• _Task objective_:
Within the records below, find each line that holds the string "content", then copy it.

====== Data extract ======

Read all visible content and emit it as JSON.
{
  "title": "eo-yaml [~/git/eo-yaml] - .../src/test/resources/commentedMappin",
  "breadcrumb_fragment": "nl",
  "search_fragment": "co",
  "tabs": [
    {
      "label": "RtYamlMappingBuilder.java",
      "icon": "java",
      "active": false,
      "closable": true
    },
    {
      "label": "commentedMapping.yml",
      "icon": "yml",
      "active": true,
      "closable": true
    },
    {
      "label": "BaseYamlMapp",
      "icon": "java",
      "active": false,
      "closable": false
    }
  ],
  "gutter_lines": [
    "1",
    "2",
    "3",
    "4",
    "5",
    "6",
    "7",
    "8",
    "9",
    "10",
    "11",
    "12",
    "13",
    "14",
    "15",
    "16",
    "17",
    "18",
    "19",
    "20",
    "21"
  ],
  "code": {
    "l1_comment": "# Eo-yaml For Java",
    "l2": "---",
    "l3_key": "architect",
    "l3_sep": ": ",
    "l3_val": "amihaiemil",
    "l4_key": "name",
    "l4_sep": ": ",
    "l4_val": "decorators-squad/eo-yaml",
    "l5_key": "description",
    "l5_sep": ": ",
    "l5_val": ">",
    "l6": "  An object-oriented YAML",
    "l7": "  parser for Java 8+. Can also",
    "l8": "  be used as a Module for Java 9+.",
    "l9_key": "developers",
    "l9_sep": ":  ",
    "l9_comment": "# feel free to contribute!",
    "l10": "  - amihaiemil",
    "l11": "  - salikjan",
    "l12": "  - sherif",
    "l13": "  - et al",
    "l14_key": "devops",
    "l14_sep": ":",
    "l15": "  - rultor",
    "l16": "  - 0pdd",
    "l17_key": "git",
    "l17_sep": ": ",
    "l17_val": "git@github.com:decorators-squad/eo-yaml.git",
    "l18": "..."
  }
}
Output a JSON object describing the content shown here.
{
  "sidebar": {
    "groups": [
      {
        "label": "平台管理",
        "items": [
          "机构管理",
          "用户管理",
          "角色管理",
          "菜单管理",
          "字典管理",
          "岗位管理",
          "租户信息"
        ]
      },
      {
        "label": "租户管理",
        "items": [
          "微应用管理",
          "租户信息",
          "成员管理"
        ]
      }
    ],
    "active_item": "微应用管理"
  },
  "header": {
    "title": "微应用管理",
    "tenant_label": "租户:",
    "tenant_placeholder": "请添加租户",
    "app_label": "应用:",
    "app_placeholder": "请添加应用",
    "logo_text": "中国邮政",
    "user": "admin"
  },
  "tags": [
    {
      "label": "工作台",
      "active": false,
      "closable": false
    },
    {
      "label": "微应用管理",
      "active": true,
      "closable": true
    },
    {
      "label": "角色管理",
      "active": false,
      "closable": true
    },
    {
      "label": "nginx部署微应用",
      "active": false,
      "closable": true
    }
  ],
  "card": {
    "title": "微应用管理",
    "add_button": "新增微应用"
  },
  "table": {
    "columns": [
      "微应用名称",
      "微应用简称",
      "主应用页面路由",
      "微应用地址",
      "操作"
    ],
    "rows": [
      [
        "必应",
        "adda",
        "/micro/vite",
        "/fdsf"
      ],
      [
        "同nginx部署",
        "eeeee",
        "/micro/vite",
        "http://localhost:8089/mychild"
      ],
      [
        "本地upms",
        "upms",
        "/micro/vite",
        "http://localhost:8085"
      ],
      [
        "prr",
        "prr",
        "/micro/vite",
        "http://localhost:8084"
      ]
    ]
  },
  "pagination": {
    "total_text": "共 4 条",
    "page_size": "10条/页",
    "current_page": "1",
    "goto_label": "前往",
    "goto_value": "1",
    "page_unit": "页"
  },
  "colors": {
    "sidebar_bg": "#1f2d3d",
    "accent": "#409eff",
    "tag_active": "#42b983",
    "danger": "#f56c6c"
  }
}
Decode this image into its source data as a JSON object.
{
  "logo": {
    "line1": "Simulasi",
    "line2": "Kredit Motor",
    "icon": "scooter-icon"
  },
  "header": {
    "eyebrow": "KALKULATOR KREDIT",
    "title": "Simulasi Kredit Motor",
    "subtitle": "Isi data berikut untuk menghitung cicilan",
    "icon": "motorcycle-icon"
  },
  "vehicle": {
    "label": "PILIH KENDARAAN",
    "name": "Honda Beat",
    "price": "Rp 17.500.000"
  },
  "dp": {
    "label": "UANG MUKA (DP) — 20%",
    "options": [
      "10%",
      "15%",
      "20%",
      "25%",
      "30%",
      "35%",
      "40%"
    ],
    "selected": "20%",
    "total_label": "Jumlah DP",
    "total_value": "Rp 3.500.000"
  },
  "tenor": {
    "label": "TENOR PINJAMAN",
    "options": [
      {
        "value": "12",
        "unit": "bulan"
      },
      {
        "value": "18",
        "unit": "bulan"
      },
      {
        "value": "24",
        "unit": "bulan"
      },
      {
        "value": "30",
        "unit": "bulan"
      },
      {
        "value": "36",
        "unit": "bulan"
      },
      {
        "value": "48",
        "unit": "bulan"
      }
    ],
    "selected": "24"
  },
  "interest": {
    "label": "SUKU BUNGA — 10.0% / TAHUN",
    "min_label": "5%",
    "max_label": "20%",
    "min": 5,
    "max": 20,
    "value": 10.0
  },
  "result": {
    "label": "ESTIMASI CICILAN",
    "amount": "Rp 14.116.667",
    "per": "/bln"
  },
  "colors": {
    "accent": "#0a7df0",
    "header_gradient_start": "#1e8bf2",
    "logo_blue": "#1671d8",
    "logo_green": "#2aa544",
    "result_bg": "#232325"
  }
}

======

• _Solved problem_:
Read all visible content and emit it as JSON.
Output a JSON object describing the content shown here.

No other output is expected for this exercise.